Eadwig Ætheling (sometimes also known as Eadwy or Edwy ) (died 1017) was the fifth of the six sons of King Æthelred the Unready) and his first wife, Ælfgifu. Eadwig is recorded as a witness to charters from 993.
When Sweyn Forkbeard conquered England in 1013, Æthelred fled to Normandy, but Eadwig, who had previously rarely been associated with his elder brothers, Æthelstan and Edmund, remained behind with them in England. Sweyn died in February 1014, and Æthelred was restored to the throne. Æthelstan died in June 1014 and Æthelred in April 1016, leaving Edmund and Sweyn's son Cnut to dispute the throne. In October 1016 Cnut and Edmund agreed to divide England between them, but Edmund died a month later, leaving Cnut as undisputed king.
Eadwig, who was now the last surviving son by his father's first marriage, was banished in 1016 and then outlawed in 1017 by Cnut, however he was reconciled with Cnut the same year and allowed to live in England, but was murdered soon after at the instigation of Cnut, possibly after attempting to rally resistance in the south west. The Anglo-Saxon claim to the throne then passed to the elder son of Æthelred's second marriage, the future Edward the Confessor. He was buried at Tavistock Abbey a place built by his uncle Ordwulf.
- M. K. Lawson, Edmund II, Oxford Online Dictionary of National Biography, 2004
- Prosopography of Anglo-Saxon England, Eadwig 11

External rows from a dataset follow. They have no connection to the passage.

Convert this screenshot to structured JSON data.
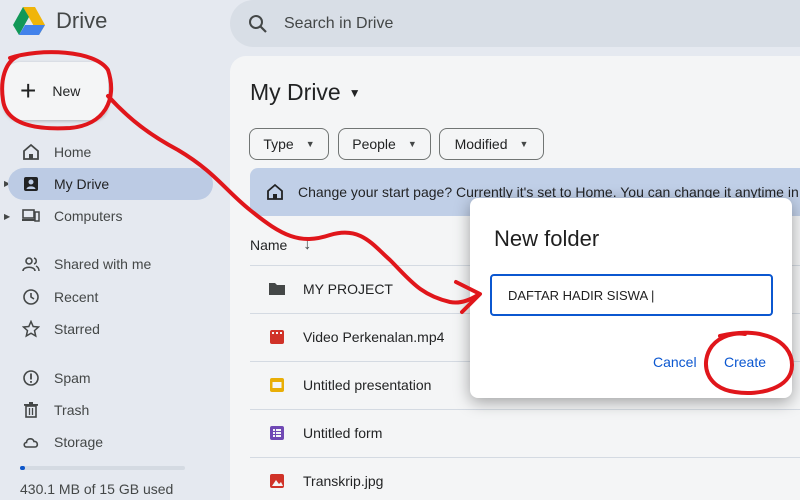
{
  "app": {
    "name": "Drive"
  },
  "search": {
    "placeholder": "Search in Drive"
  },
  "sidebar": {
    "new_label": "New",
    "items": [
      {
        "label": "Home",
        "icon": "home-icon"
      },
      {
        "label": "My Drive",
        "icon": "my-drive-icon"
      },
      {
        "label": "Computers",
        "icon": "computers-icon"
      },
      {
        "label": "Shared with me",
        "icon": "shared-icon"
      },
      {
        "label": "Recent",
        "icon": "clock-icon"
      },
      {
        "label": "Starred",
        "icon": "star-icon"
      },
      {
        "label": "Spam",
        "icon": "spam-icon"
      },
      {
        "label": "Trash",
        "icon": "trash-icon"
      },
      {
        "label": "Storage",
        "icon": "cloud-icon"
      }
    ],
    "storage_text": "430.1 MB of 15 GB used",
    "storage_used_fraction": 0.03
  },
  "main": {
    "title": "My Drive",
    "filters": [
      "Type",
      "People",
      "Modified"
    ],
    "banner": "Change your start page? Currently it's set to Home. You can change it anytime in Se",
    "column_name": "Name",
    "files": [
      {
        "name": "MY PROJECT",
        "icon": "folder-icon",
        "color": "#444746"
      },
      {
        "name": "Video Perkenalan.mp4",
        "icon": "video-icon",
        "color": "#d93025"
      },
      {
        "name": "Untitled presentation",
        "icon": "slides-icon",
        "color": "#f4b400"
      },
      {
        "name": "Untitled form",
        "icon": "forms-icon",
        "color": "#7248b9"
      },
      {
        "name": "Transkrip.jpg",
        "icon": "image-icon",
        "color": "#d93025"
      }
    ]
  },
  "dialog": {
    "title": "New folder",
    "input_value": "DAFTAR HADIR SISWA |",
    "cancel_label": "Cancel",
    "create_label": "Create"
  },
  "colors": {
    "accent": "#0b57d0",
    "annotation": "#e0161b"
  }
}
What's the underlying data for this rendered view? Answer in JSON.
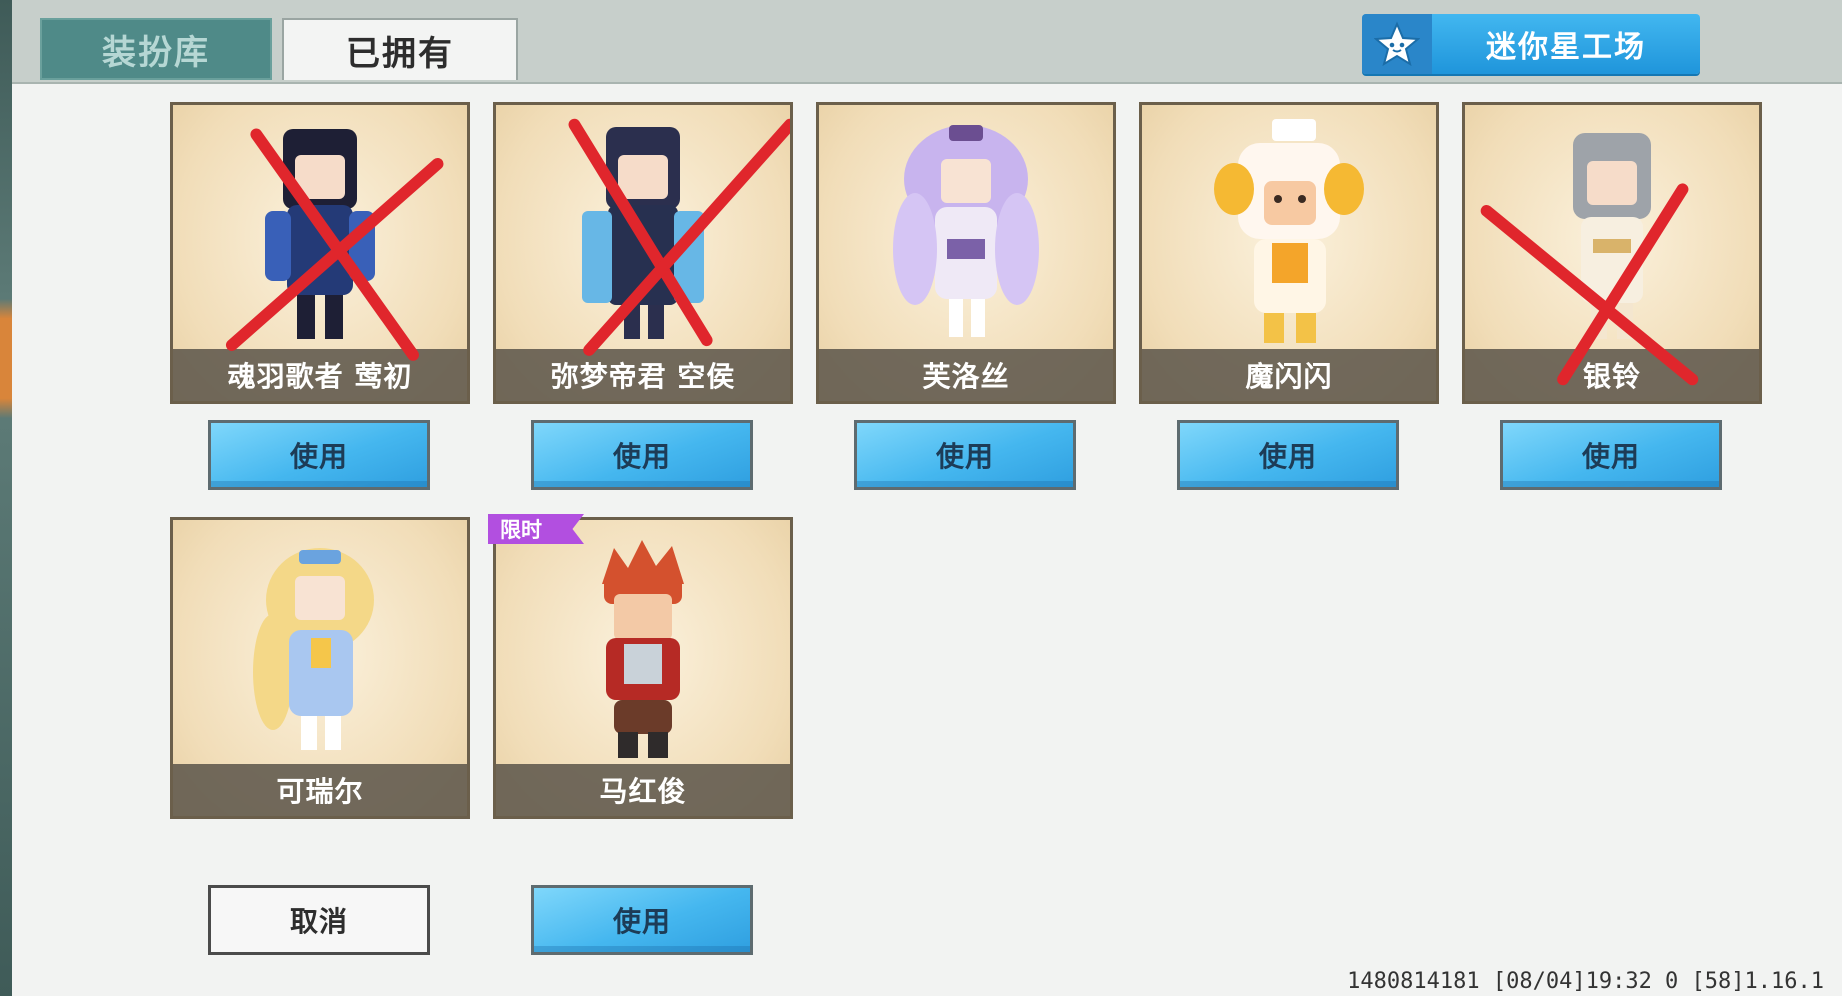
{
  "tabs": {
    "wardrobe": "装扮库",
    "owned": "已拥有"
  },
  "workshop": {
    "label": "迷你星工场",
    "icon": "star-icon"
  },
  "skins": [
    {
      "name": "魂羽歌者 莺初",
      "button": "使用",
      "crossed": true,
      "accent": "#2c2f52"
    },
    {
      "name": "弥梦帝君 空侯",
      "button": "使用",
      "crossed": true,
      "accent": "#2f3c63"
    },
    {
      "name": "芙洛丝",
      "button": "使用",
      "crossed": false,
      "accent": "#b9a4ea"
    },
    {
      "name": "魔闪闪",
      "button": "使用",
      "crossed": false,
      "accent": "#f4b32c"
    },
    {
      "name": "银铃",
      "button": "使用",
      "crossed": true,
      "accent": "#9aa0a5"
    },
    {
      "name": "可瑞尔",
      "button": "取消",
      "crossed": false,
      "accent": "#f3d37a"
    },
    {
      "name": "马红俊",
      "button": "使用",
      "crossed": false,
      "accent": "#c9472a",
      "badge": "限时"
    }
  ],
  "footer": {
    "text": "1480814181   [08/04]19:32 0  [58]1.16.1"
  },
  "colors": {
    "use_button": "#45b7ef",
    "cross": "#e0262c",
    "tab_active": "#4f8a88",
    "badge": "#b24fe0"
  }
}
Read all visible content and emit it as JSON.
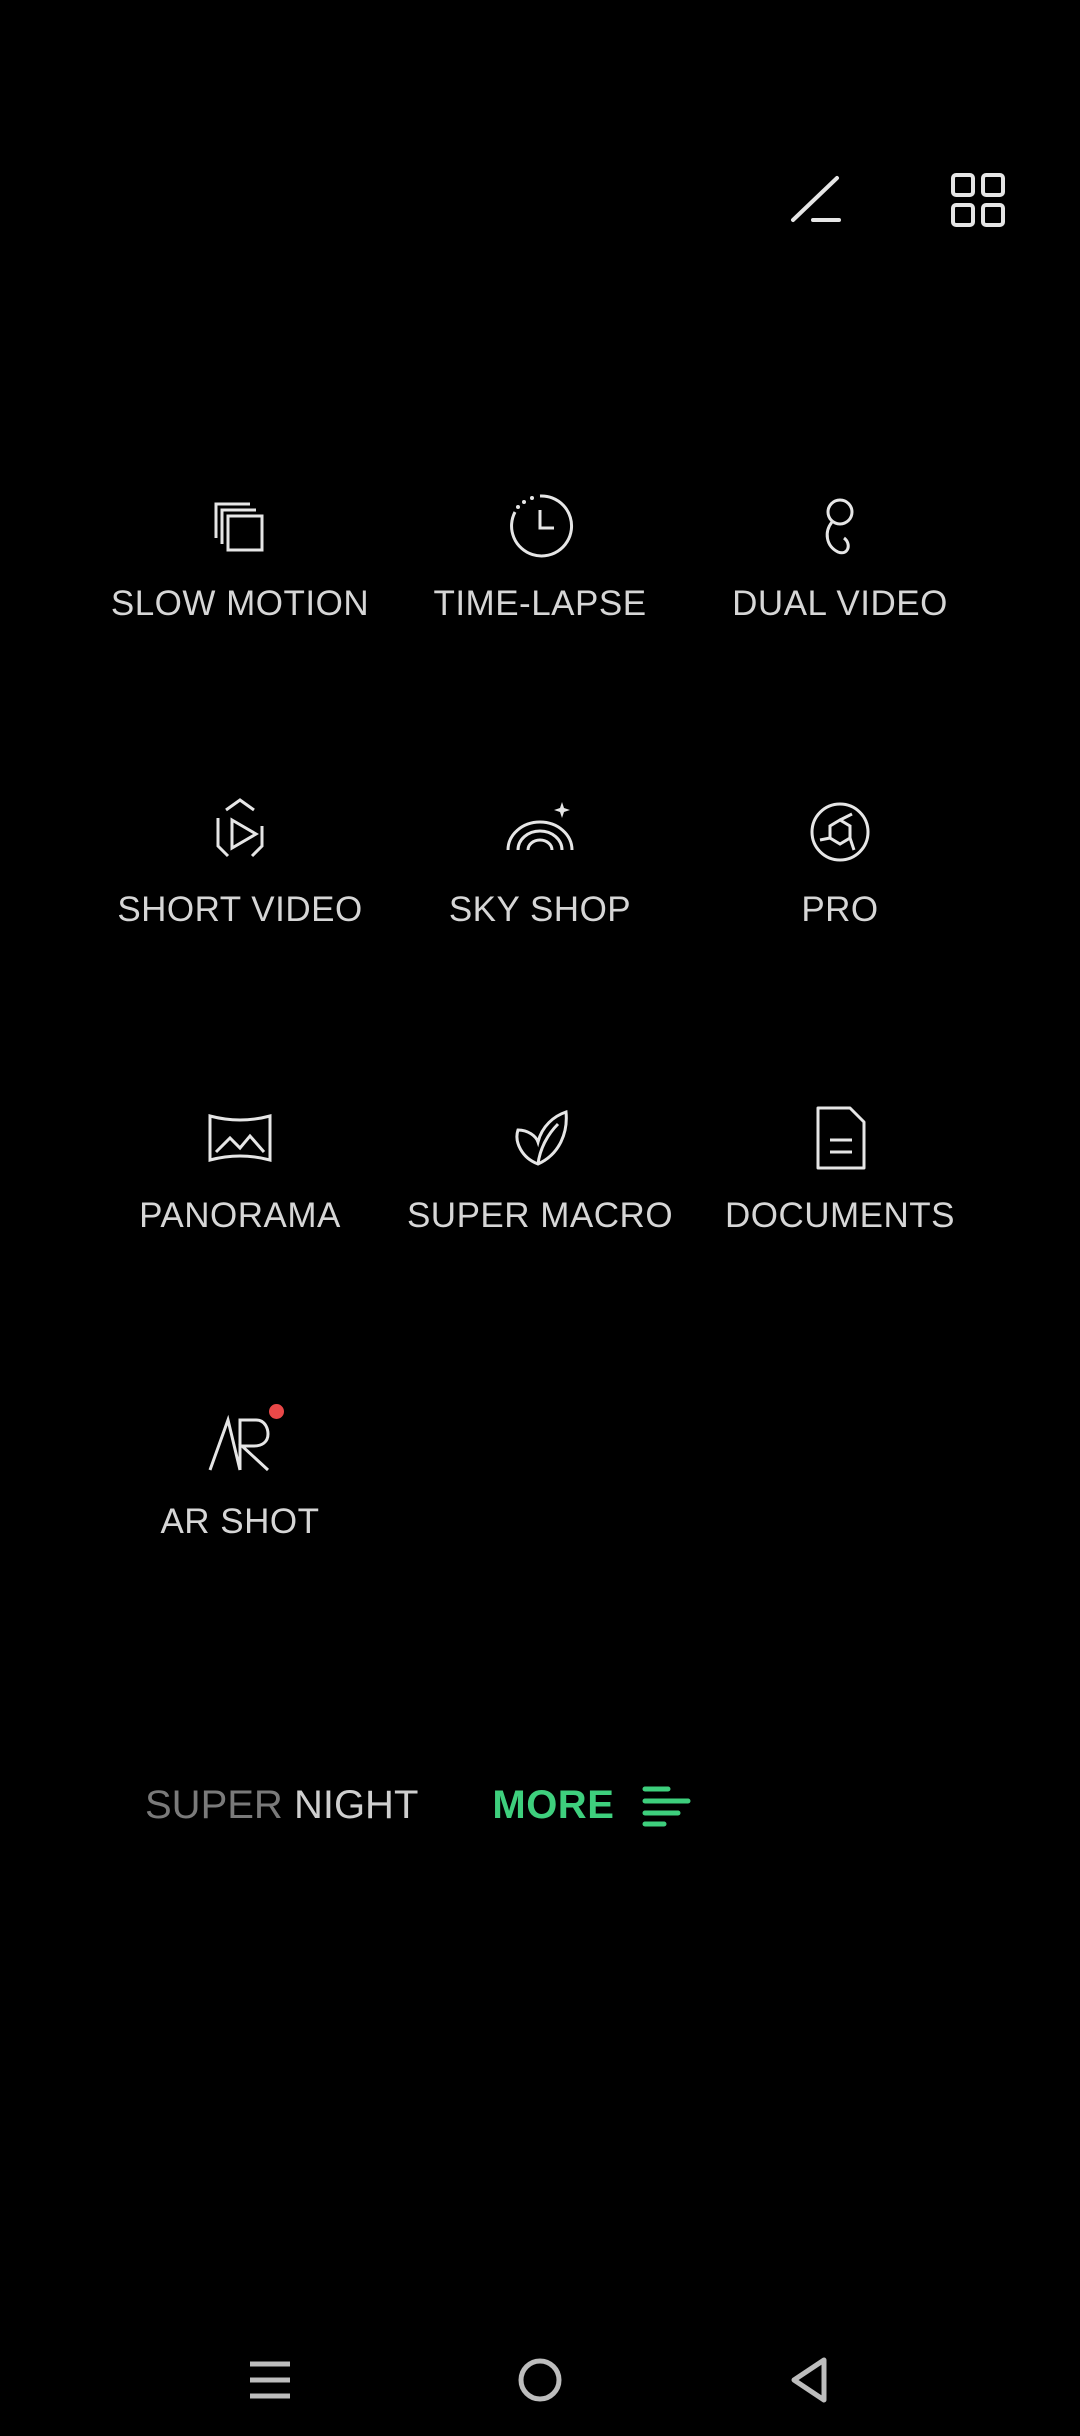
{
  "toolbar": {
    "icons": [
      "edit-icon",
      "grid-icon"
    ]
  },
  "modes": [
    {
      "label": "SLOW MOTION",
      "icon": "slow-motion-icon"
    },
    {
      "label": "TIME-LAPSE",
      "icon": "time-lapse-icon"
    },
    {
      "label": "DUAL VIDEO",
      "icon": "dual-video-icon"
    },
    {
      "label": "SHORT VIDEO",
      "icon": "short-video-icon"
    },
    {
      "label": "SKY SHOP",
      "icon": "sky-shop-icon"
    },
    {
      "label": "PRO",
      "icon": "pro-aperture-icon"
    },
    {
      "label": "PANORAMA",
      "icon": "panorama-icon"
    },
    {
      "label": "SUPER MACRO",
      "icon": "leaf-icon"
    },
    {
      "label": "DOCUMENTS",
      "icon": "document-icon"
    },
    {
      "label": "AR SHOT",
      "icon": "ar-icon",
      "badge": "new-dot"
    }
  ],
  "bottom_bar": {
    "super_night_part1": "SUPER ",
    "super_night_part2": "NIGHT",
    "more_label": "MORE"
  },
  "nav": {
    "icons": [
      "menu-icon",
      "home-icon",
      "back-icon"
    ]
  },
  "colors": {
    "background": "#000000",
    "text": "#d6d6d6",
    "accent": "#3ecf7d",
    "badge": "#e94848",
    "dim_text": "#7a7a7a"
  }
}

- Pauline Stafford, Queen Emma & Queen Edith, Blackwell, 2001, p. 223
- Stafford, op. cit., pp. 225-26